The Tree of Life
Sometimes called the cosmic or world tree, the tree of life did not originate with the authors of Genesis. The notion of a sacred tree appears in many traditions. Isis and Osiris were said to have emerged from an acacia tree, which the Egyptians considered to be the tree of life. The Mayan tree of life is a cross from which branches emerge, the centre of which symbolises the point of absolute beginning, the source of all creation. The oldest name of Babylon (Tintirki) meant the place of the tree of life. This was a tree with magical fruit which could be picked only by the gods. Sumerian art depicts it guarded by a pair of intertwined snakes (see Tantra). In the Book of Revelation the tree of life is described as having curative properties (“And the leaves of the tree are for the healing of the nations” – Revelation 22: 1-2). Consider also the Buddha who received enlightenment under the Bodhi tree.
It is clear that the symbol of immortality and freedom from all disease is an archetype deeply embedded in the human consciousness. A tree has deep connections with the earth, yet its branches reach up to heaven. It symbolises a link between the material and the metaphysical world.

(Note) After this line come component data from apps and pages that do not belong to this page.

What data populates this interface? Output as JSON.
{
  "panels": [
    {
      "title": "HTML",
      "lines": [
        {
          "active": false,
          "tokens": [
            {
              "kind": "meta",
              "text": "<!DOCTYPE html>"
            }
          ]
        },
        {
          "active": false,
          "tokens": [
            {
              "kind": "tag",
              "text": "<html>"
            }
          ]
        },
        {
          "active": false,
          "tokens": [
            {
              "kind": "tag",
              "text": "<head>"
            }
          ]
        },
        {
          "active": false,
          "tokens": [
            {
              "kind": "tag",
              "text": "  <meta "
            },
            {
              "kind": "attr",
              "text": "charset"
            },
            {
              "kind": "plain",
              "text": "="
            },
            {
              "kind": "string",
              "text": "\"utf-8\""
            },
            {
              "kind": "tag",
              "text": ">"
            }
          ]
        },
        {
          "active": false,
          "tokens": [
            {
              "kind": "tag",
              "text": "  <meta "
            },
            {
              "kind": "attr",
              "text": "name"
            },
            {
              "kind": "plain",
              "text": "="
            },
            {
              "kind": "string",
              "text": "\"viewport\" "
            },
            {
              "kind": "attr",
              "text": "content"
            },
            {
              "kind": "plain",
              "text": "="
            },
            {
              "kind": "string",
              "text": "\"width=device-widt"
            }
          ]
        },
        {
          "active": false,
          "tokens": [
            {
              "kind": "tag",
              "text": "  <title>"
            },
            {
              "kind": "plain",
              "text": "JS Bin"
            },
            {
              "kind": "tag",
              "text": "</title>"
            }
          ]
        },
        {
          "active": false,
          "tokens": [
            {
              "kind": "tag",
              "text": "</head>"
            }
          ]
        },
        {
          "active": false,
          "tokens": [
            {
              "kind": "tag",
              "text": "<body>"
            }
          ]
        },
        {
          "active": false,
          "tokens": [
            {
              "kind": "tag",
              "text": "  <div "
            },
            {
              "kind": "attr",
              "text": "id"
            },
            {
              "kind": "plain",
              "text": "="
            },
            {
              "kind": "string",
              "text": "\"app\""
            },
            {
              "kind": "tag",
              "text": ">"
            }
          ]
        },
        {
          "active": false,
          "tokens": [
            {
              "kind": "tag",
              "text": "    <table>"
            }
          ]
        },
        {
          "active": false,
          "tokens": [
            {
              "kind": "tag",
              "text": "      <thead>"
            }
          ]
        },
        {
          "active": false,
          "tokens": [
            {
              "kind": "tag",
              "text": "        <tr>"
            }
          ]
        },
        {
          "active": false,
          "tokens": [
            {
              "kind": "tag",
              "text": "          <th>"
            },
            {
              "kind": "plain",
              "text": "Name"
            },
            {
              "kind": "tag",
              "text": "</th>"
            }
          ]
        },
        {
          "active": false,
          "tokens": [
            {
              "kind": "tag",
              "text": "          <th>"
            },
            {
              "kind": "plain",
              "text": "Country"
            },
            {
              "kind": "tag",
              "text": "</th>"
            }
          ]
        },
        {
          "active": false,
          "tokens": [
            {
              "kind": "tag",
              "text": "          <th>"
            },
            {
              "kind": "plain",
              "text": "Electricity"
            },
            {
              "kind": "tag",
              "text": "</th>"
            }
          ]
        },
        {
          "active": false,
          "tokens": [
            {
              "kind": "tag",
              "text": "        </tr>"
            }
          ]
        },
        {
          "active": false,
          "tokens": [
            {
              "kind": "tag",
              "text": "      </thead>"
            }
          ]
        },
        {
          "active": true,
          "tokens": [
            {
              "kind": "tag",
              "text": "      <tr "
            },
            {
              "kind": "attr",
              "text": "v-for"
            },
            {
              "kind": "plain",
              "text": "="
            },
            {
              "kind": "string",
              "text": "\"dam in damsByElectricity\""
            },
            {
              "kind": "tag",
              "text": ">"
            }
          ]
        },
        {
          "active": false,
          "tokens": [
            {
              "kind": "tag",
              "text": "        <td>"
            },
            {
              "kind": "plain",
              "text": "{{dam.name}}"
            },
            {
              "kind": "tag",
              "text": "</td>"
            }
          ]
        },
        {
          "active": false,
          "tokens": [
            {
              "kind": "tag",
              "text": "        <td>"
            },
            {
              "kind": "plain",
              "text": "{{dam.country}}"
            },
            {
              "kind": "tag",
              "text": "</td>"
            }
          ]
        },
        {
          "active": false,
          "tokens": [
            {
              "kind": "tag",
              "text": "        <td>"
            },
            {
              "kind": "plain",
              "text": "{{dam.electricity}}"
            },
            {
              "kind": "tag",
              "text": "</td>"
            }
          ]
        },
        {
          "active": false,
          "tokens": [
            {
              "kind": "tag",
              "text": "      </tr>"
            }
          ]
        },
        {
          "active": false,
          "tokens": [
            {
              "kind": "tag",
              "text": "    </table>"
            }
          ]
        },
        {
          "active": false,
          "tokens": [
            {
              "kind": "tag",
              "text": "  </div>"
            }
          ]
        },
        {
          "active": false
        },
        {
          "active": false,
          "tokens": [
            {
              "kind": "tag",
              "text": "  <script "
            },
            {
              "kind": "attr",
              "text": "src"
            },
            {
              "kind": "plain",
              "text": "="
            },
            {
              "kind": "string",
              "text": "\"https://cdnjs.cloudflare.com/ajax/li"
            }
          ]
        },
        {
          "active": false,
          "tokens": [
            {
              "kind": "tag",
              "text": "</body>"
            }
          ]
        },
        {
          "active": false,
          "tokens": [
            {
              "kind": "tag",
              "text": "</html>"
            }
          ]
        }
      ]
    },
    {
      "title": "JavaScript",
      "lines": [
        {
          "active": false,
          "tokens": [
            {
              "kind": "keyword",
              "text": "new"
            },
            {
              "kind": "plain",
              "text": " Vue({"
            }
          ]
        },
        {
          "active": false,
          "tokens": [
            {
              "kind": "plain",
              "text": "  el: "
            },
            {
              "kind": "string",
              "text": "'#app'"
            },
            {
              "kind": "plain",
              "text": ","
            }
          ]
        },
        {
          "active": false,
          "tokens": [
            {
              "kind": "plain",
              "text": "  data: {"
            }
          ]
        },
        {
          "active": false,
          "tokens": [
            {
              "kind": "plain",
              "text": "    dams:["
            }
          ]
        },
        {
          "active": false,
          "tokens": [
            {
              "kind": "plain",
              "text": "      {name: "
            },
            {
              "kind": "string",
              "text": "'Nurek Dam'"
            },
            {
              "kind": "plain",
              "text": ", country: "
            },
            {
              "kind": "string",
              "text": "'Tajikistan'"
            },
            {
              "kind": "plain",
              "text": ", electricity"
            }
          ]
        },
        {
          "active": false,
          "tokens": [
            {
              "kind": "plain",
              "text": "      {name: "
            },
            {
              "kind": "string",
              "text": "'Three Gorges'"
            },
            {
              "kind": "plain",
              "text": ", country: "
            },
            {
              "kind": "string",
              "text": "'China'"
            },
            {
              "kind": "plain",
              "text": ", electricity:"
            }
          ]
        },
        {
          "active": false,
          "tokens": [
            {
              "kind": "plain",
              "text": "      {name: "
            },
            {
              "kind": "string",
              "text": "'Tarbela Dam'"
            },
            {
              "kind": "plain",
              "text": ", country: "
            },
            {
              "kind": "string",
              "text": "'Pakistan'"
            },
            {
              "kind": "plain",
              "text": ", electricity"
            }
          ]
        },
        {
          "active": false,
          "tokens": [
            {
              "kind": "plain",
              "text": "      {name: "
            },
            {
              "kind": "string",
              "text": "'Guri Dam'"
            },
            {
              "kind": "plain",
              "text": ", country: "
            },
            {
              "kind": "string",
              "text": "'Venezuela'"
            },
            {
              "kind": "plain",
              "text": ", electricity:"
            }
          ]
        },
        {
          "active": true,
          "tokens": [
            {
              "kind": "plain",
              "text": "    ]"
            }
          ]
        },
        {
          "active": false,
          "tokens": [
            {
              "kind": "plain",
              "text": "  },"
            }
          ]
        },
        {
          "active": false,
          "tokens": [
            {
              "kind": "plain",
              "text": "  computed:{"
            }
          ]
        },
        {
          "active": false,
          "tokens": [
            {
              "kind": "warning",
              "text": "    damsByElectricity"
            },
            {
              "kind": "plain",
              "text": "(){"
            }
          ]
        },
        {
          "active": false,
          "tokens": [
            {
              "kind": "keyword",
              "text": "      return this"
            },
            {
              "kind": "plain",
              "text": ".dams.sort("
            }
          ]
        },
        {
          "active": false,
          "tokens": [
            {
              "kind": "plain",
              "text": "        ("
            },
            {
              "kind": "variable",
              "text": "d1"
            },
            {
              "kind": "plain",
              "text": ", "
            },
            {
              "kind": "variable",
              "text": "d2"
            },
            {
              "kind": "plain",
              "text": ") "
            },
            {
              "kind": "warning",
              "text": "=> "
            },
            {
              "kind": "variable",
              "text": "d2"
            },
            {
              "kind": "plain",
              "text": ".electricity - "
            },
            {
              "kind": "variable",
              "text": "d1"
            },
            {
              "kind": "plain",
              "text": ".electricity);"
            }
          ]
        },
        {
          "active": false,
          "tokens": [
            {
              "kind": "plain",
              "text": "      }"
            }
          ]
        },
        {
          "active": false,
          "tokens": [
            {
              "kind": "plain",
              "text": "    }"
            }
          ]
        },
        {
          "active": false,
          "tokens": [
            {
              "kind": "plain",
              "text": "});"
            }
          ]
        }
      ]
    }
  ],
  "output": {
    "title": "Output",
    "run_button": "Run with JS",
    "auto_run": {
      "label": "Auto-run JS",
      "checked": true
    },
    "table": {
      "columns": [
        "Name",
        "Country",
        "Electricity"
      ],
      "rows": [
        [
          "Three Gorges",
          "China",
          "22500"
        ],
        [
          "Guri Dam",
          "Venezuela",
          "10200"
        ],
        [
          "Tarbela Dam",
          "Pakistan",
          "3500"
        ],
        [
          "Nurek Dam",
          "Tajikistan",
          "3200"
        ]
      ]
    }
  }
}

However as we all know, in the Garden of Eden alongside the tree of life was another tree: the tree of the knowledge of good and evil. Adam and Eve fell out of favour with God by eating its fruit, and were cast out of the garden, condemned to toil all their lives and to experience illness, ageing and death. In one of the scriptural writings outside the Canon (Vita Adae et Evae), as Adam lies ill and dying, his son Seth is described asking what pain is, and Adam explains it is a result of the knowledge of good and evil. He expresses feelings of guilt, and begs his son to go back into Eden to get oil from the tree of life to relieve his suffering, but to no avail. To prevent access to this tree in the future Genesis says that cherubim with flaming swords flashing back and forth were placed at the garden’s entrance to guard the way.
The theological explanation for why a loving God would allow death is that because of sin, life is filled with pain, illness and hard work, and by limiting our lifespan God spares us the misery of an endless existence full of suffering and heartache. The wages of sin, as St Paul says, is death, but God allows us to reach out to him and offers eternal life after death through Christ.
Why does the Bible call the second of these trees the tree of the knowledge of good and evil instead of just calling it the tree of death? It is as though knowledge of good and evil is equated with the opposite of life. This rather confusing message can be interpreted in two ways. The standard theological interpretation is that knowing good and evil meant experiencing it, and that the sin of man condemned him to suffer evil and pain, so that he might better appreciate what is good and true. It is certainly the case that for many metaphysical philosophies, one of the explanations for suffering is that it enables us to recognise its opposite, and to expand our consciousness in order to acquire greater wisdom. But if we take this analogy further, we can apply the word ‘knowledge’ to all of the information that our minds soak up from the time we are born on earth. Much of this information serves as a source of social cues, beliefs and learned thought patterns, causing us to adopt unconscious attitudes towards health and human lifespan that set our inner clock to begin to age at a given time, and leading us to associate pain and fatigue with advancing years, as well as constantly calculating how long we have left. Cognition is not a representation of the world, but an interpretation of it.
In the Kabbalah, ‘Ain Soph’ is beyond good and evil, embracing the totality of everything. It may be translated as ‘there is no end’ or ‘infinite’ and represents the divine origin of all created existence. It emanates 10 realms of existence, the lowest of which is the realm of our universe. Ain Soph has parallels in science : in the case of string theory, consistency requires space-time to have 10 dimensions.
Daring to turn our back on the ‘knowledge of good and evil’ and associating ourselves with the tree of life, clearing our minds of negative chatter and filling our lives with the positive, the uplifting, with affirming statements rather than thinking about what we don’t want, don’t have and need to resist, is a step few would call rational, but there are already many who are edging their way back into the garden through conscious living, as the flaming swords are lowered and Eden comes again into sight.